The white water lily (Nymphaea) showed the most effect with lengthening of the stem to three times normal.   Thus the leaves are overturned and the stems lie in a tangle of the surface.  There were areas near the water inlet of Middle brook that were not affected.  All plants at our end (southwest) of the lake showed these changes.

a

Nuphar

a

The Cow Lily (yellow water lily) (Nuphar)  was less affected in the large beds at Middle brook with the leaf stems only being twice lengthened.  The leaves looked healthy.    In other areas the whole cow lily plant looked fine with well formed flowers.

a

White Water Lily Root

a

Here is a photo of the white water lily root.    As you can see, the leaves and flower buds come right out of the root (which is under the mud on the floor of the lake).   So my conclusion is that even if the water lily looses some leaves from the triclopyr the whole plant will recover and continue to thrive.

a

These monocots were not affected in the Middle brook cove nor at our end of the lake: Elodea, Potamogeton, Typha, Vallisneria, or Najas.

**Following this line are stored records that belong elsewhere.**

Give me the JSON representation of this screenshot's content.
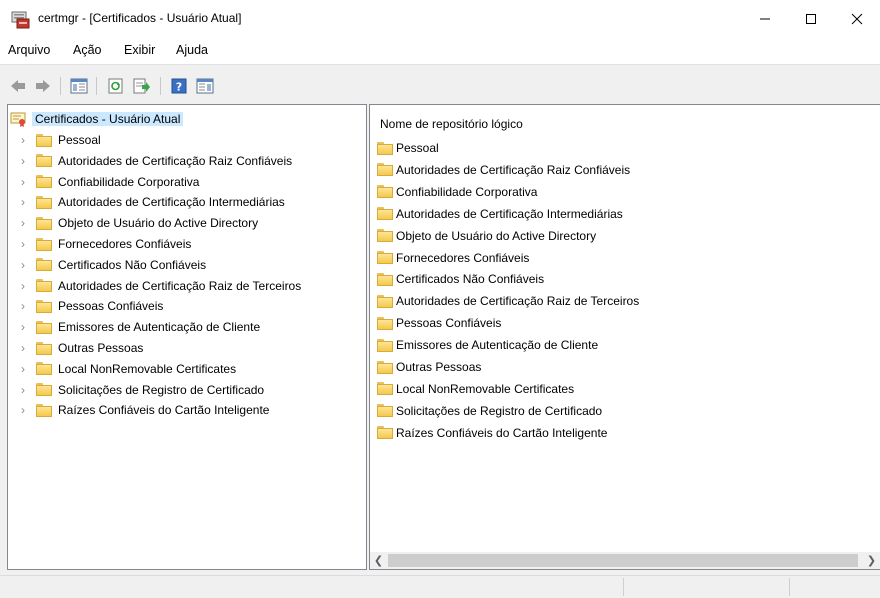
{
  "window": {
    "title": "certmgr - [Certificados - Usuário Atual]",
    "minimize": "—",
    "maximize": "☐",
    "close": "✕"
  },
  "menu": [
    "Arquivo",
    "Ação",
    "Exibir",
    "Ajuda"
  ],
  "toolbar": {
    "icons": [
      "back-icon",
      "forward-icon",
      "show-hide-tree-icon",
      "refresh-icon",
      "export-list-icon",
      "help-icon",
      "show-hide-action-pane-icon"
    ]
  },
  "tree": {
    "root": "Certificados - Usuário Atual",
    "items": [
      "Pessoal",
      "Autoridades de Certificação Raiz Confiáveis",
      "Confiabilidade Corporativa",
      "Autoridades de Certificação Intermediárias",
      "Objeto de Usuário do Active Directory",
      "Fornecedores Confiáveis",
      "Certificados Não Confiáveis",
      "Autoridades de Certificação Raiz de Terceiros",
      "Pessoas Confiáveis",
      "Emissores de Autenticação de Cliente",
      "Outras Pessoas",
      "Local NonRemovable Certificates",
      "Solicitações de Registro de Certificado",
      "Raízes Confiáveis do Cartão Inteligente"
    ]
  },
  "list": {
    "column_header": "Nome de repositório lógico",
    "items": [
      "Pessoal",
      "Autoridades de Certificação Raiz Confiáveis",
      "Confiabilidade Corporativa",
      "Autoridades de Certificação Intermediárias",
      "Objeto de Usuário do Active Directory",
      "Fornecedores Confiáveis",
      "Certificados Não Confiáveis",
      "Autoridades de Certificação Raiz de Terceiros",
      "Pessoas Confiáveis",
      "Emissores de Autenticação de Cliente",
      "Outras Pessoas",
      "Local NonRemovable Certificates",
      "Solicitações de Registro de Certificado",
      "Raízes Confiáveis do Cartão Inteligente"
    ]
  },
  "colors": {
    "selection": "#cce8ff",
    "folder": "#f2c94c",
    "border": "#828790"
  }
}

Potamogeton (Pondweed) is a monocot which seems to be doing fine

Third Round of Water Samples Taken

Tuesday morning (6/15) we took three samples from around the lake, from locations numbered 3, 7, and 8 (MAP). We also took our first sample from the Ompompanoosuc, about 1/2 mile south of the Post Mills bridge, designated site #10.

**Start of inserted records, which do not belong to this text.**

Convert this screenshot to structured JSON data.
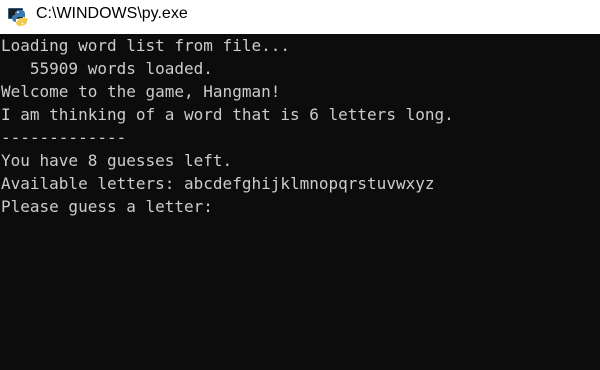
{
  "window": {
    "title": "C:\\WINDOWS\\py.exe",
    "icon": "python-icon"
  },
  "console": {
    "background": "#0c0c0c",
    "foreground": "#cccccc",
    "lines": [
      "Loading word list from file...",
      "   55909 words loaded.",
      "Welcome to the game, Hangman!",
      "I am thinking of a word that is 6 letters long.",
      "-------------",
      "You have 8 guesses left.",
      "Available letters: abcdefghijklmnopqrstuvwxyz",
      "Please guess a letter:"
    ]
  }
}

These samples were sent in a cooler via overnight express to the SePRO lab in North Carolina that does our testing. We should have the results back Thursday afternoon (6/17). They will be posted here.

Results From Second Tests

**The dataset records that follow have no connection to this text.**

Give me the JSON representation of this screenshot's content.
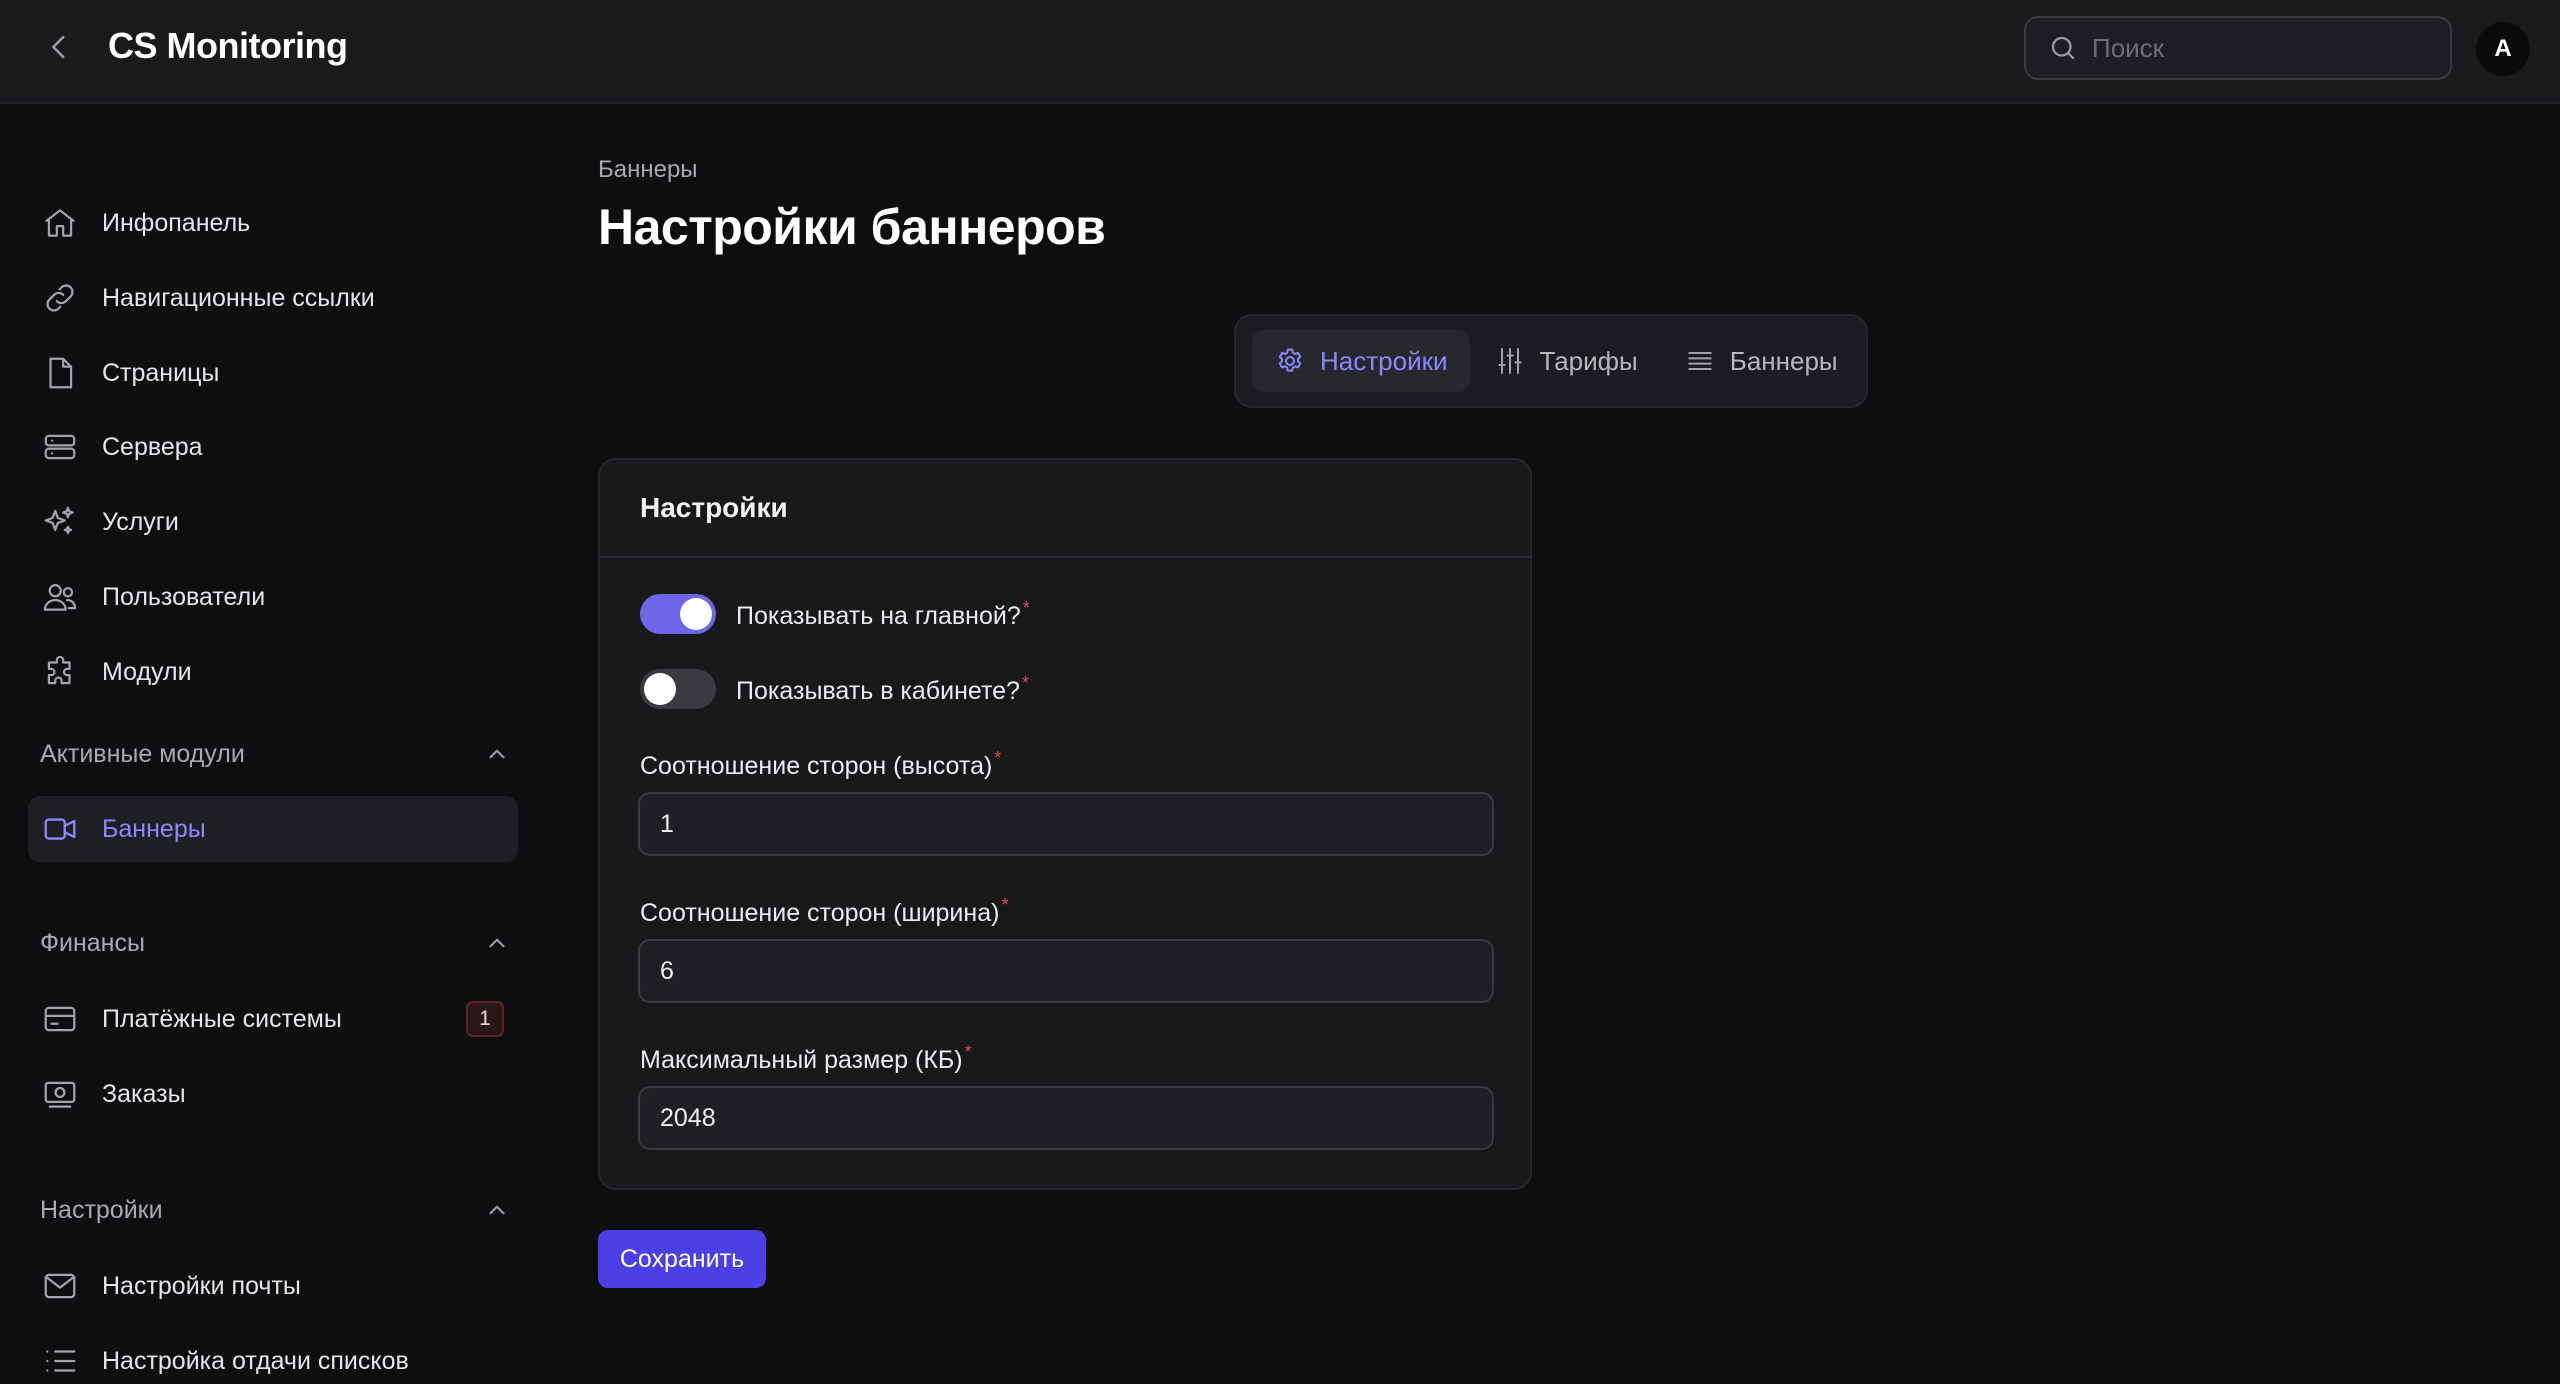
{
  "header": {
    "app_title": "CS Monitoring",
    "search_placeholder": "Поиск",
    "avatar_initial": "A"
  },
  "sidebar": {
    "items": [
      {
        "label": "Инфопанель",
        "icon": "home-icon"
      },
      {
        "label": "Навигационные ссылки",
        "icon": "link-icon"
      },
      {
        "label": "Страницы",
        "icon": "document-icon"
      },
      {
        "label": "Сервера",
        "icon": "server-icon"
      },
      {
        "label": "Услуги",
        "icon": "sparkles-icon"
      },
      {
        "label": "Пользователи",
        "icon": "users-icon"
      },
      {
        "label": "Модули",
        "icon": "puzzle-icon"
      }
    ],
    "groups": [
      {
        "title": "Активные модули",
        "items": [
          {
            "label": "Баннеры",
            "icon": "video-icon",
            "active": true
          }
        ]
      },
      {
        "title": "Финансы",
        "items": [
          {
            "label": "Платёжные системы",
            "icon": "credit-card-icon",
            "badge": "1"
          },
          {
            "label": "Заказы",
            "icon": "cash-icon"
          }
        ]
      },
      {
        "title": "Настройки",
        "items": [
          {
            "label": "Настройки почты",
            "icon": "envelope-icon"
          },
          {
            "label": "Настройка отдачи списков",
            "icon": "list-icon"
          }
        ]
      }
    ]
  },
  "main": {
    "breadcrumb": "Баннеры",
    "page_title": "Настройки баннеров",
    "tabs": [
      {
        "label": "Настройки",
        "icon": "gear-icon",
        "active": true
      },
      {
        "label": "Тарифы",
        "icon": "sliders-icon"
      },
      {
        "label": "Баннеры",
        "icon": "stack-icon"
      }
    ],
    "card": {
      "title": "Настройки",
      "toggles": [
        {
          "label": "Показывать на главной?",
          "required": "*",
          "on": true
        },
        {
          "label": "Показывать в кабинете?",
          "required": "*",
          "on": false
        }
      ],
      "fields": [
        {
          "label": "Соотношение сторон (высота)",
          "required": "*",
          "value": "1"
        },
        {
          "label": "Соотношение сторон (ширина)",
          "required": "*",
          "value": "6"
        },
        {
          "label": "Максимальный размер (КБ)",
          "required": "*",
          "value": "2048"
        }
      ]
    },
    "save_label": "Сохранить"
  },
  "colors": {
    "accent": "#8b88ff",
    "primary_button": "#4b3fe6",
    "toggle_on": "#6b67e8",
    "required_mark": "#e5484d",
    "background": "#0e0e10"
  }
}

On Wednesday, June 9th, before we had received the results from the first tests, we took samples from three locations in the north end of the lake and sent them for testing.  We took only three, as each test costs over $100, and we intended to get only a preliminary indication of how quickly the triclopyr levels are declining.

We took samples at locations one, two, and three (see MAP), put them in a small cooler with “blue ice” and sent them by FedEx to the lab in North Carolina.  This morning we received the results.  Unlike the results from the June 3rd test, these results showed normal variation and the expected rate of decrease in concentration.

location Applied concentration June 3rd June 9th (future)
Site 1 1.5 ppm 0.202 ppm 0.121 ppm
Site 2 1.5 ppm 0.930 ppm 0.127 ppm
Site 3 1.5 ppm 0.510 ppm 0.113 ppm
Site 4 2.0 ppm 0.085 ppm n/a
Site 5 2.0 ppm 0.160 ppm n/a
Site 6 2.0 ppm 0.145 ppm n/a
Site 7 2.0 ppm 0.123 ppm n/a
Site 8 2.0 ppm 0.332 ppm n/a
Site 9 0.0 0.015 ppm n/a
Site 10 0.0 n/a n/a


We are working with Lycott, our consultant, to determine when next to test, and how many sites we should sample.  We will need to have samples from all ten locations showing less than 0.075 ppm for the State to lift the restriction onthe use of lake and river water for drinking and cooking.

[note: we do not recommend drinking the water in any case, for a variety of reasons]